Task item - Where does the string "network" appear? Copy every line of the entries below that holds it.
[Extracted information]
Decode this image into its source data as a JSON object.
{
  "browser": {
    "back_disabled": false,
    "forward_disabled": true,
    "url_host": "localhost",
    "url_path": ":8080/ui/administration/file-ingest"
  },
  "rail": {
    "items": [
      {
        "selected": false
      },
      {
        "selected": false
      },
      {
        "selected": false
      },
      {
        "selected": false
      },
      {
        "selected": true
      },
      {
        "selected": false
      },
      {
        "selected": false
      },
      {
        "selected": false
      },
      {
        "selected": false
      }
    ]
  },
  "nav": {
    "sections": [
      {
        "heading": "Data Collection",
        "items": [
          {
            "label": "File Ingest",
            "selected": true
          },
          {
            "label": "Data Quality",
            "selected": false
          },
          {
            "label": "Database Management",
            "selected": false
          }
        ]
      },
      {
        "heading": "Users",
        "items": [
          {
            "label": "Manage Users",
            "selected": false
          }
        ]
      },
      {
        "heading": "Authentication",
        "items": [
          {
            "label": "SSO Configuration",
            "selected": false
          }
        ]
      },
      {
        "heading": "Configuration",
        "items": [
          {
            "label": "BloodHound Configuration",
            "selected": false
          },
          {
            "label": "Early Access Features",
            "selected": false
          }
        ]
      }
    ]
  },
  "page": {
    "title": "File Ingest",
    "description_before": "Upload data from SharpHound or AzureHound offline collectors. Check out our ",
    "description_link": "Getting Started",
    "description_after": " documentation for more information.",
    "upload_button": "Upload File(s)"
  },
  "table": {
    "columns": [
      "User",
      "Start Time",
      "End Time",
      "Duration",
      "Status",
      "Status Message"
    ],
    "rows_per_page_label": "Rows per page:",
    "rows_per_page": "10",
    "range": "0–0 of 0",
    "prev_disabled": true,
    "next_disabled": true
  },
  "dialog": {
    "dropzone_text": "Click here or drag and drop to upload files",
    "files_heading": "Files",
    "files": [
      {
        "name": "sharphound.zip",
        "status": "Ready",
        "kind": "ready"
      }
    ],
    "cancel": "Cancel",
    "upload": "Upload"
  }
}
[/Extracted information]
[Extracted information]
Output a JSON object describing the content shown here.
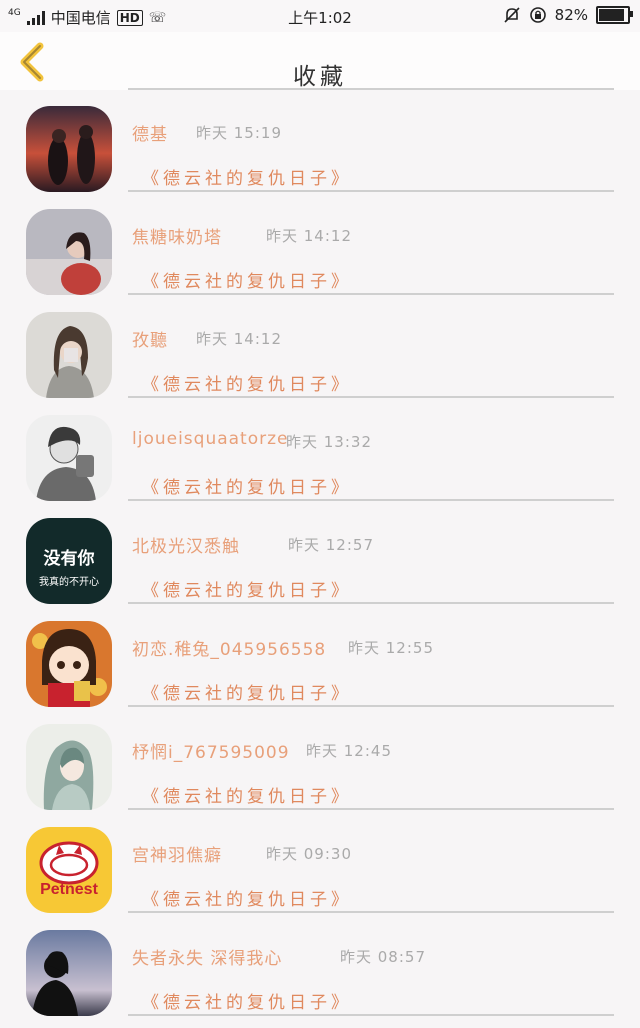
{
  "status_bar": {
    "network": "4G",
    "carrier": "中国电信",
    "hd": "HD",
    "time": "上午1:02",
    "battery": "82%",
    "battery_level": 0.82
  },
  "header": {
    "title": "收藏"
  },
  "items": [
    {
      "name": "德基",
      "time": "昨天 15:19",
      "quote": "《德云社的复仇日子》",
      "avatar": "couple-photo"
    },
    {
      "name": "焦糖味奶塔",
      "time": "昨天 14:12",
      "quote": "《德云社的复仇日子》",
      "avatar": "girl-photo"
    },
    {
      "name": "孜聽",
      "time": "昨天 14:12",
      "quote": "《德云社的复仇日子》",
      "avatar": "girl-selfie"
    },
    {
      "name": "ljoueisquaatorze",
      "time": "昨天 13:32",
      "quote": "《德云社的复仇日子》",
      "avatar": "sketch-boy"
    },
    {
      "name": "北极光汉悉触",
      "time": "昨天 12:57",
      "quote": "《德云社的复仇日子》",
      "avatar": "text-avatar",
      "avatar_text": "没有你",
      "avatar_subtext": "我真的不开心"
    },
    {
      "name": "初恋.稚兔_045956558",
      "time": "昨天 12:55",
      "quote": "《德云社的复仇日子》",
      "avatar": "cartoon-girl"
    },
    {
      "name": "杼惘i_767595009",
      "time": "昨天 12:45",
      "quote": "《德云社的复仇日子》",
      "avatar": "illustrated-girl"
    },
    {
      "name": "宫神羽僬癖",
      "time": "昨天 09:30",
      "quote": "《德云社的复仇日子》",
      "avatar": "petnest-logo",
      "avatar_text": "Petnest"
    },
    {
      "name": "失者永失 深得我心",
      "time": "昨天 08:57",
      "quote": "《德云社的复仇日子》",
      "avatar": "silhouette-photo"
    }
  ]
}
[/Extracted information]
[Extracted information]
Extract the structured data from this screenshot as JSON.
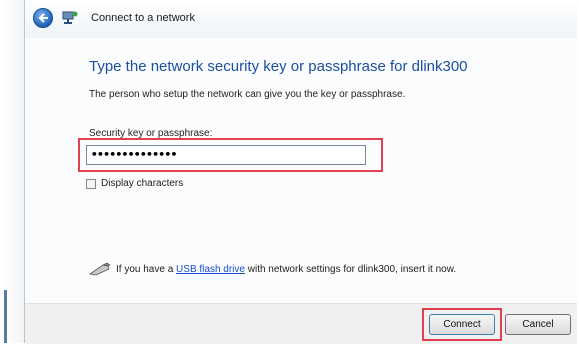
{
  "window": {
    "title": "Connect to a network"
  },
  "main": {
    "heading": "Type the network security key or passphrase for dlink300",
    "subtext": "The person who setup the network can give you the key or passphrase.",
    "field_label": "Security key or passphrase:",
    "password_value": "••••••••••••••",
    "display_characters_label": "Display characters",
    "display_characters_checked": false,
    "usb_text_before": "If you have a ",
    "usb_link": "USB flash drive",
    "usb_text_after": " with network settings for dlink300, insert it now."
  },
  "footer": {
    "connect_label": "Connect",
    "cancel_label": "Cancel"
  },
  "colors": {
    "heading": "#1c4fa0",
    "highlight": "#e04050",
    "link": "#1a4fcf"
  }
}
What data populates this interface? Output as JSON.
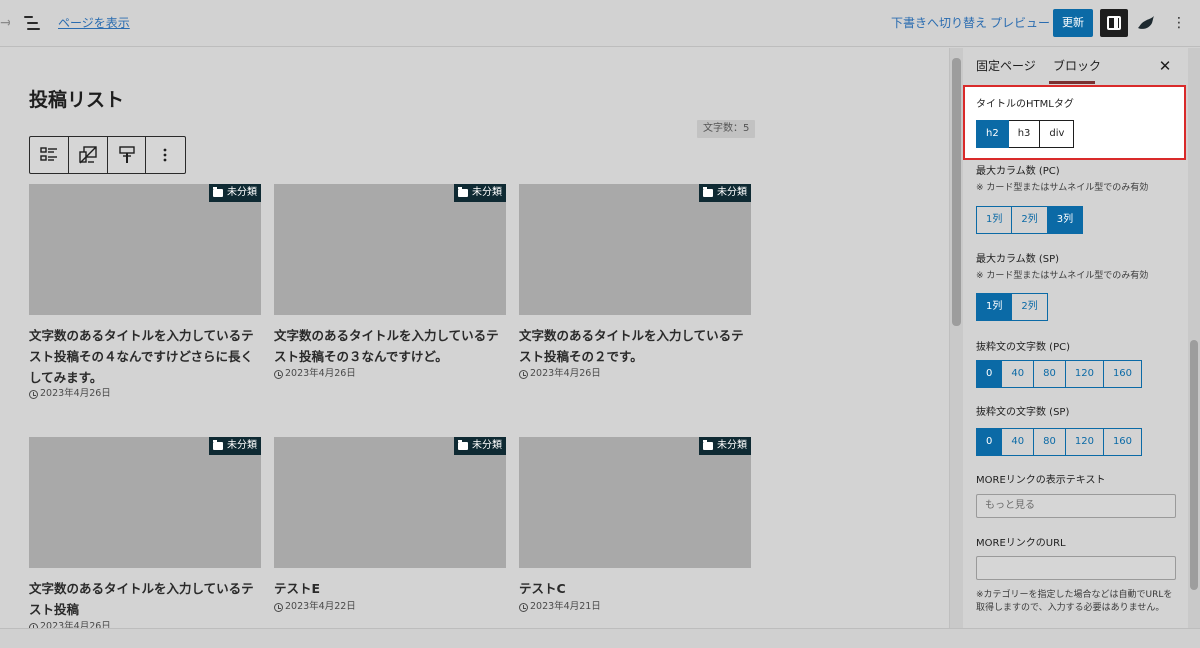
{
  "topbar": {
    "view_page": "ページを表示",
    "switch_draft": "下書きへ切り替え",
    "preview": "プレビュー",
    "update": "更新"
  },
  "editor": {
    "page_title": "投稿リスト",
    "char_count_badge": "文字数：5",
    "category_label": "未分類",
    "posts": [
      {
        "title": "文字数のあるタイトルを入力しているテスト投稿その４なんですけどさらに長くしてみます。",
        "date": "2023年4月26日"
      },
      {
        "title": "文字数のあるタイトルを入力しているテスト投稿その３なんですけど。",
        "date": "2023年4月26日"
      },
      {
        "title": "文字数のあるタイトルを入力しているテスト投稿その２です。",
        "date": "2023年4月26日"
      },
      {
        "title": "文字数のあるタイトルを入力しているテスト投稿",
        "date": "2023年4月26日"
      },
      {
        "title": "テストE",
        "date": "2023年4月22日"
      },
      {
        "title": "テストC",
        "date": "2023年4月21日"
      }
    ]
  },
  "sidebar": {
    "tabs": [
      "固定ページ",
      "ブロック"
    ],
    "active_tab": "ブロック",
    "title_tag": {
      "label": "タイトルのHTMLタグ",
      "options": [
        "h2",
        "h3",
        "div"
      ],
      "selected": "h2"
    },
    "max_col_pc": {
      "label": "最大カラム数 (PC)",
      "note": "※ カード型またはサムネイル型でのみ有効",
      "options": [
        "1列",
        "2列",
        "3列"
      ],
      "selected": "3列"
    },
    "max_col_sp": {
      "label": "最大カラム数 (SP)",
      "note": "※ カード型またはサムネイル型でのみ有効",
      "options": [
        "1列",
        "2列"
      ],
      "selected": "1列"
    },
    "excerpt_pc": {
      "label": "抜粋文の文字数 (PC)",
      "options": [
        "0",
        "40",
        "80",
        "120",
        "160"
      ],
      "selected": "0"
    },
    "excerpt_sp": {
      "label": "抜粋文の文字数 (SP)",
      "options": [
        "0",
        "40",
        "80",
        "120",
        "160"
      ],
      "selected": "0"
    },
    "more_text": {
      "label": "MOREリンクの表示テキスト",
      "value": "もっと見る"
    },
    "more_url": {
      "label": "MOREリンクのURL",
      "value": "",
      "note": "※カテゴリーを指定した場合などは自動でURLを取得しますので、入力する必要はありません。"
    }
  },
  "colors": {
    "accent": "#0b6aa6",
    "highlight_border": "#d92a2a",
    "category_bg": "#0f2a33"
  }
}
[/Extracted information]
Solution to this exercise -
    "network": "4G",
    "title": "Connect to a network"
    "heading": "Type the network security key or passphrase for dlink300",
    "subtext": "The person who setup the network can give you the key or passphrase.",
    "usb_text_after": " with network settings for dlink300, insert it now."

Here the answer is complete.